Task description |
Your task is to output the data exactly as it stands.

Data provided Block Start

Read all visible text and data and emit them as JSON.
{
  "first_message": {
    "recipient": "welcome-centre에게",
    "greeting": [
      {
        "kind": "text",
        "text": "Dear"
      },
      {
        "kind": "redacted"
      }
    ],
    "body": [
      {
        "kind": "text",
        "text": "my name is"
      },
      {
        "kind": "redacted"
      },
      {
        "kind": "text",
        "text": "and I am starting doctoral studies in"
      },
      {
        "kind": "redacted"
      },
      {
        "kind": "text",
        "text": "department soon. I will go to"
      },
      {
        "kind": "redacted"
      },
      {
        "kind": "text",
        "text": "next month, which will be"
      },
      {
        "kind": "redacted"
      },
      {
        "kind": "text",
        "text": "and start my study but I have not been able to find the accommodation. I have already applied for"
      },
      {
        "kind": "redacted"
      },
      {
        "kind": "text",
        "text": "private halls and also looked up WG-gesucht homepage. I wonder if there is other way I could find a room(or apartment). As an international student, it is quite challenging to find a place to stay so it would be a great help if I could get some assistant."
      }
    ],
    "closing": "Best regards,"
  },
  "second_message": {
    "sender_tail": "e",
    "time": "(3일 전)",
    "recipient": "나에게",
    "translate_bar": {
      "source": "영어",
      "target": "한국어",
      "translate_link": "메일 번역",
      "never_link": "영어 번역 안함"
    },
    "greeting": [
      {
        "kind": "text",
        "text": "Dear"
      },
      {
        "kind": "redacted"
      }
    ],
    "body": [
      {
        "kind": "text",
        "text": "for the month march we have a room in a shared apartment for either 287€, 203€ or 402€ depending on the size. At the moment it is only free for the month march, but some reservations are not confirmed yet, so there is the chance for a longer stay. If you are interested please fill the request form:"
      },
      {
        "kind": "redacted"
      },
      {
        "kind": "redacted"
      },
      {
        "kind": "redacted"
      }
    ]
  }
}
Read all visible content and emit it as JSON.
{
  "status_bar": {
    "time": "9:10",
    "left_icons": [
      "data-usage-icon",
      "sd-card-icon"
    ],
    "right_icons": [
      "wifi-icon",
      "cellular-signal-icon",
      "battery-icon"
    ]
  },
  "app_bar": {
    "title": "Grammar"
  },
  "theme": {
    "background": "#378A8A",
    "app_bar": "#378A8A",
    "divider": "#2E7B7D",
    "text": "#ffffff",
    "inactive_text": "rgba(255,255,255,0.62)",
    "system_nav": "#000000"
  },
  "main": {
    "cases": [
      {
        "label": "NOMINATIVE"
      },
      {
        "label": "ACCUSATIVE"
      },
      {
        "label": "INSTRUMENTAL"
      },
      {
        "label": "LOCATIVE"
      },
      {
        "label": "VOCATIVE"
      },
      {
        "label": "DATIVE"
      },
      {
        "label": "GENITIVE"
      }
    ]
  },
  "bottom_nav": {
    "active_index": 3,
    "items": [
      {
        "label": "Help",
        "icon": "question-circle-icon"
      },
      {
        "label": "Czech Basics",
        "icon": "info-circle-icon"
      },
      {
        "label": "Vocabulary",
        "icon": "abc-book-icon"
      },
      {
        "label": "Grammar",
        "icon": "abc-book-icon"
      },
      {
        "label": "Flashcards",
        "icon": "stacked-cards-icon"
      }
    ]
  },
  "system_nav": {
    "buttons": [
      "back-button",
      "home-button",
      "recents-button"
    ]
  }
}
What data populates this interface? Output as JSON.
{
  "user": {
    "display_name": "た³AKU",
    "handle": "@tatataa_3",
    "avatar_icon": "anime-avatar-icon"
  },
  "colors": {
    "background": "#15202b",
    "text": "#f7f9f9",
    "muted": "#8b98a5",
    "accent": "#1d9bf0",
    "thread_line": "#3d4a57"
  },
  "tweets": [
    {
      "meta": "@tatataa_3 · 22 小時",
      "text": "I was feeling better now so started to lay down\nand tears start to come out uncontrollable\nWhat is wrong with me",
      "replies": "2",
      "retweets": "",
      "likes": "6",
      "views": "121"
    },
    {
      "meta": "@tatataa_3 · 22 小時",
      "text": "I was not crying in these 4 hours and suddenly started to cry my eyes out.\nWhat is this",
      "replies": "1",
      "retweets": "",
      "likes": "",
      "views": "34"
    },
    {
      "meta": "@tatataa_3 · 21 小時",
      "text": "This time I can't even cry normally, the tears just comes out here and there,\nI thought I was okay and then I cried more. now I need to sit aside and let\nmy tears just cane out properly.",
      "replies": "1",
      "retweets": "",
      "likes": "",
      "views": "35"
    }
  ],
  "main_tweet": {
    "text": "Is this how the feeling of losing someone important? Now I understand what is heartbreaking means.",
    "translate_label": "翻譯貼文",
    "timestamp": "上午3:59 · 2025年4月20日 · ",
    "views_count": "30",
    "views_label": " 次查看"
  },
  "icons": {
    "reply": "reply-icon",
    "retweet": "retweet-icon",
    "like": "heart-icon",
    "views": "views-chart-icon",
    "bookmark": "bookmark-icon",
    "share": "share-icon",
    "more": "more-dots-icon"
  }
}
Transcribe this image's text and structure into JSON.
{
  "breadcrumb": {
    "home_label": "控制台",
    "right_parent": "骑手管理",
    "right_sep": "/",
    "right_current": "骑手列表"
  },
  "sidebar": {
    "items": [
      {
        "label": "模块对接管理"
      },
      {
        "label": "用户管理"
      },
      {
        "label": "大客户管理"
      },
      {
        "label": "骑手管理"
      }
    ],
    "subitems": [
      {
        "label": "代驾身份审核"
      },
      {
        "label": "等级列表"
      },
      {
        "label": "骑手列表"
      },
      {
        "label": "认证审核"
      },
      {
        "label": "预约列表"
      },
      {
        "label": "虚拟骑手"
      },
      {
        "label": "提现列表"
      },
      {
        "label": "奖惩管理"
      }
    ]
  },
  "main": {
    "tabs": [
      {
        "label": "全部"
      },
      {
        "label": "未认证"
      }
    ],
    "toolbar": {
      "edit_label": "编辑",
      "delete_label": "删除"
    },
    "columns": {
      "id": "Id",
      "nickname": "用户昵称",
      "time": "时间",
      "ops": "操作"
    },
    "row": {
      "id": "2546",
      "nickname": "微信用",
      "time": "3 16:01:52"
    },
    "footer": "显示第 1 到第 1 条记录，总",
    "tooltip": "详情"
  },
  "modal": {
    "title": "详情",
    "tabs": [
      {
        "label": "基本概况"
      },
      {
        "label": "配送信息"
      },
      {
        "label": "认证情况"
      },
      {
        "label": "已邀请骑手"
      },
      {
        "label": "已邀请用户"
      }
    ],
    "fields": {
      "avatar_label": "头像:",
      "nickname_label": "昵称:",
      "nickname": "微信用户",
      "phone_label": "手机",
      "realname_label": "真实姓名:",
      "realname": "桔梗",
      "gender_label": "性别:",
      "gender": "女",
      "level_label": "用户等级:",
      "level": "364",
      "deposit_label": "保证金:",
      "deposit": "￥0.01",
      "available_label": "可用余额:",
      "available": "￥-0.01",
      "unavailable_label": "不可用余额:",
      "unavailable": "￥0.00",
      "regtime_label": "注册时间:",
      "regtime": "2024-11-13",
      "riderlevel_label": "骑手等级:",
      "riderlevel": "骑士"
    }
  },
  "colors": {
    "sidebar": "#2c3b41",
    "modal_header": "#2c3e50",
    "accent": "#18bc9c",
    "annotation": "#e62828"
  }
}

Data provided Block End

Reply to the exercise |
Read all visible text and data and emit them as JSON.
{
  "first_message": {
    "recipient": "welcome-centre에게",
    "greeting": [
      {
        "kind": "text",
        "text": "Dear"
      },
      {
        "kind": "redacted"
      }
    ],
    "body": [
      {
        "kind": "text",
        "text": "my name is"
      },
      {
        "kind": "redacted"
      },
      {
        "kind": "text",
        "text": "and I am starting doctoral studies in"
      },
      {
        "kind": "redacted"
      },
      {
        "kind": "text",
        "text": "department soon. I will go to"
      },
      {
        "kind": "redacted"
      },
      {
        "kind": "text",
        "text": "next month, which will be"
      },
      {
        "kind": "redacted"
      },
      {
        "kind": "text",
        "text": "and start my study but I have not been able to find the accommodation. I have already applied for"
      },
      {
        "kind": "redacted"
      },
      {
        "kind": "text",
        "text": "private halls and also looked up WG-gesucht homepage. I wonder if there is other way I could find a room(or apartment). As an international student, it is quite challenging to find a place to stay so it would be a great help if I could get some assistant."
      }
    ],
    "closing": "Best regards,"
  },
  "second_message": {
    "sender_tail": "e",
    "time": "(3일 전)",
    "recipient": "나에게",
    "translate_bar": {
      "source": "영어",
      "target": "한국어",
      "translate_link": "메일 번역",
      "never_link": "영어 번역 안함"
    },
    "greeting": [
      {
        "kind": "text",
        "text": "Dear"
      },
      {
        "kind": "redacted"
      }
    ],
    "body": [
      {
        "kind": "text",
        "text": "for the month march we have a room in a shared apartment for either 287€, 203€ or 402€ depending on the size. At the moment it is only free for the month march, but some reservations are not confirmed yet, so there is the chance for a longer stay. If you are interested please fill the request form:"
      },
      {
        "kind": "redacted"
      },
      {
        "kind": "redacted"
      },
      {
        "kind": "redacted"
      }
    ]
  }
}
Read all visible content and emit it as JSON.
{
  "status_bar": {
    "time": "9:10",
    "left_icons": [
      "data-usage-icon",
      "sd-card-icon"
    ],
    "right_icons": [
      "wifi-icon",
      "cellular-signal-icon",
      "battery-icon"
    ]
  },
  "app_bar": {
    "title": "Grammar"
  },
  "theme": {
    "background": "#378A8A",
    "app_bar": "#378A8A",
    "divider": "#2E7B7D",
    "text": "#ffffff",
    "inactive_text": "rgba(255,255,255,0.62)",
    "system_nav": "#000000"
  },
  "main": {
    "cases": [
      {
        "label": "NOMINATIVE"
      },
      {
        "label": "ACCUSATIVE"
      },
      {
        "label": "INSTRUMENTAL"
      },
      {
        "label": "LOCATIVE"
      },
      {
        "label": "VOCATIVE"
      },
      {
        "label": "DATIVE"
      },
      {
        "label": "GENITIVE"
      }
    ]
  },
  "bottom_nav": {
    "active_index": 3,
    "items": [
      {
        "label": "Help",
        "icon": "question-circle-icon"
      },
      {
        "label": "Czech Basics",
        "icon": "info-circle-icon"
      },
      {
        "label": "Vocabulary",
        "icon": "abc-book-icon"
      },
      {
        "label": "Grammar",
        "icon": "abc-book-icon"
      },
      {
        "label": "Flashcards",
        "icon": "stacked-cards-icon"
      }
    ]
  },
  "system_nav": {
    "buttons": [
      "back-button",
      "home-button",
      "recents-button"
    ]
  }
}
What data populates this interface? Output as JSON.
{
  "user": {
    "display_name": "た³AKU",
    "handle": "@tatataa_3",
    "avatar_icon": "anime-avatar-icon"
  },
  "colors": {
    "background": "#15202b",
    "text": "#f7f9f9",
    "muted": "#8b98a5",
    "accent": "#1d9bf0",
    "thread_line": "#3d4a57"
  },
  "tweets": [
    {
      "meta": "@tatataa_3 · 22 小時",
      "text": "I was feeling better now so started to lay down\nand tears start to come out uncontrollable\nWhat is wrong with me",
      "replies": "2",
      "retweets": "",
      "likes": "6",
      "views": "121"
    },
    {
      "meta": "@tatataa_3 · 22 小時",
      "text": "I was not crying in these 4 hours and suddenly started to cry my eyes out.\nWhat is this",
      "replies": "1",
      "retweets": "",
      "likes": "",
      "views": "34"
    },
    {
      "meta": "@tatataa_3 · 21 小時",
      "text": "This time I can't even cry normally, the tears just comes out here and there,\nI thought I was okay and then I cried more. now I need to sit aside and let\nmy tears just cane out properly.",
      "replies": "1",
      "retweets": "",
      "likes": "",
      "views": "35"
    }
  ],
  "main_tweet": {
    "text": "Is this how the feeling of losing someone important? Now I understand what is heartbreaking means.",
    "translate_label": "翻譯貼文",
    "timestamp": "上午3:59 · 2025年4月20日 · ",
    "views_count": "30",
    "views_label": " 次查看"
  },
  "icons": {
    "reply": "reply-icon",
    "retweet": "retweet-icon",
    "like": "heart-icon",
    "views": "views-chart-icon",
    "bookmark": "bookmark-icon",
    "share": "share-icon",
    "more": "more-dots-icon"
  }
}
Transcribe this image's text and structure into JSON.
{
  "breadcrumb": {
    "home_label": "控制台",
    "right_parent": "骑手管理",
    "right_sep": "/",
    "right_current": "骑手列表"
  },
  "sidebar": {
    "items": [
      {
        "label": "模块对接管理"
      },
      {
        "label": "用户管理"
      },
      {
        "label": "大客户管理"
      },
      {
        "label": "骑手管理"
      }
    ],
    "subitems": [
      {
        "label": "代驾身份审核"
      },
      {
        "label": "等级列表"
      },
      {
        "label": "骑手列表"
      },
      {
        "label": "认证审核"
      },
      {
        "label": "预约列表"
      },
      {
        "label": "虚拟骑手"
      },
      {
        "label": "提现列表"
      },
      {
        "label": "奖惩管理"
      }
    ]
  },
  "main": {
    "tabs": [
      {
        "label": "全部"
      },
      {
        "label": "未认证"
      }
    ],
    "toolbar": {
      "edit_label": "编辑",
      "delete_label": "删除"
    },
    "columns": {
      "id": "Id",
      "nickname": "用户昵称",
      "time": "时间",
      "ops": "操作"
    },
    "row": {
      "id": "2546",
      "nickname": "微信用",
      "time": "3 16:01:52"
    },
    "footer": "显示第 1 到第 1 条记录，总",
    "tooltip": "详情"
  },
  "modal": {
    "title": "详情",
    "tabs": [
      {
        "label": "基本概况"
      },
      {
        "label": "配送信息"
      },
      {
        "label": "认证情况"
      },
      {
        "label": "已邀请骑手"
      },
      {
        "label": "已邀请用户"
      }
    ],
    "fields": {
      "avatar_label": "头像:",
      "nickname_label": "昵称:",
      "nickname": "微信用户",
      "phone_label": "手机",
      "realname_label": "真实姓名:",
      "realname": "桔梗",
      "gender_label": "性别:",
      "gender": "女",
      "level_label": "用户等级:",
      "level": "364",
      "deposit_label": "保证金:",
      "deposit": "￥0.01",
      "available_label": "可用余额:",
      "available": "￥-0.01",
      "unavailable_label": "不可用余额:",
      "unavailable": "￥0.00",
      "regtime_label": "注册时间:",
      "regtime": "2024-11-13",
      "riderlevel_label": "骑手等级:",
      "riderlevel": "骑士"
    }
  },
  "colors": {
    "sidebar": "#2c3b41",
    "modal_header": "#2c3e50",
    "accent": "#18bc9c",
    "annotation": "#e62828"
  }
}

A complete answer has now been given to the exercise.